10 Ways to Fix your Retirement Planning Mistakes

4 Apr 2013

Some investors make radical mistakes that threaten their long-term retirement plan. (Think about all those Enron employees who invested their money in company stock.) Fortunately, no mistake has to put you out of the game for good. The following tips can help investors recover from portfolio mistakes in time to revitalize their retirement plans.

  1. Reconsider Your Retirement Age. Some people are stubbornly determined to retire at a particular age. But if you’ve made an investment mistake, you may not be able to retire at exactly the time you’d chosen. If you truly want to retire with security, you may have to work longer than you’d planned, for example, until age 68 instead of 65.
  2. Fine-Tune Your Retirement Goals. Initially, the purpose of your retirement portfolio might have been to improve your current standard of living and maintain it for the rest of your life. But after taking a hit to the portfolio, you may want to redefine those goals. Be realistic in re-evaluating your portfolio’s purpose. You might have to accept a dip in the standard of living you’d like your portfolio to support, but making that compromise is better than continuing to believe in an unrealistic, and even more disappointing, scenario.
  3. Diversify Your Retirement Investments.
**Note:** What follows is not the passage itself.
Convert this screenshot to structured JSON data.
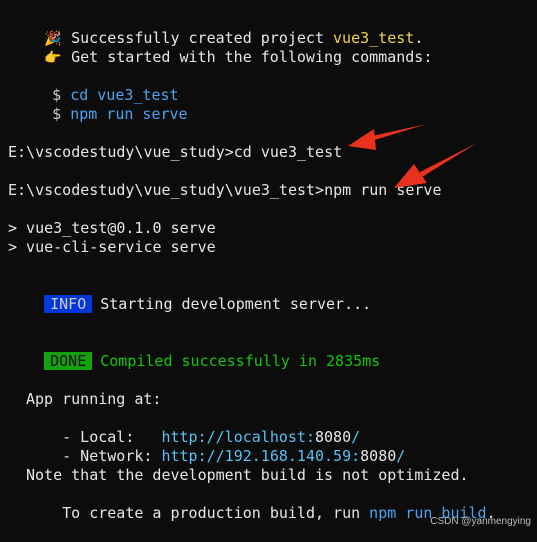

Many portfolio mistakes are the result of a gambling mentality that leads the investor to sink too much money into a single investment or stock. Although some people do get lucky this way, don’t push it. Take the time and effort to construct a balanced portfolio that reduces your exposure to any one risk. If all of your money is in a high-risk, small-cap mutual fund, for example, you might want to offset that volatility by putting some of that money into a more stable vehicle like a money-market fund. The yields will be considerably less, but so will the risk.
  4. Establish Guaranteed Recurring Income. You can ease some of the uncertainty generated by your portfolio mistakes by setting up low-yield but high-predictability recurring investments such as certificates of deposit.
  5. Seek Qualified Help. Don’t hesitate to seek out a certified financial planner who can help you construct a portfolio. CFPs are certified professionals whose credentials and track record are available for your inspection.
  6. Reduce Expenses Before Retirement. Remember, you can accumulate money not only by making it but also by saving it. If you’re coming off a big investment loss, find ways to reduce your expenditures immediately. Create a streamlined budget and find ways to spend less money – delaying large purchases like a new car, or not taking an expensive vacation, for example. The money you save can not only pay your cost of living but also serve as a fund for savings and investments.
  7. Watch the Cost of Investment. If you invest in mutual funds, try to pick funds that don’t incur extra costs, or “loads”. Similarly, regardless of the investment instrument, read the fine print to make certain that you aren’t paying someone simply for the privilege of investing. Instead, stick with passively managed investments such as no-load index funds.
  8. Max Out Your ARS. If you’ve never contributed to an employer- or self-provided ARS, start now. Traditional ARSs allow you to sock away money for your retirement tax-free until withdrawal.
  9. Get Support. Watching your portfolio dwindle in value or disappear, especially after you’ve spent years working to grow it, is very stressful. In addition to taking proactive steps to revive your portfolio, it’s a good idea to revive your well-being. Join a support group, spend more time with friends and family, improve your diet, get more exercise – these activities sound unrelated, but they’ll help give you the patience and optimism needed to renew your investment activities after a disappointment.
  10. Try Other Ways to Create Wealth. Investing in a traditional portfolio is not the only way to achieve this goal. If you’re particularly concerned about bringing in additional money to save or invest, you might want to consider putting your professional experience to work for you by freelancing or consulting in addition to your full-time job.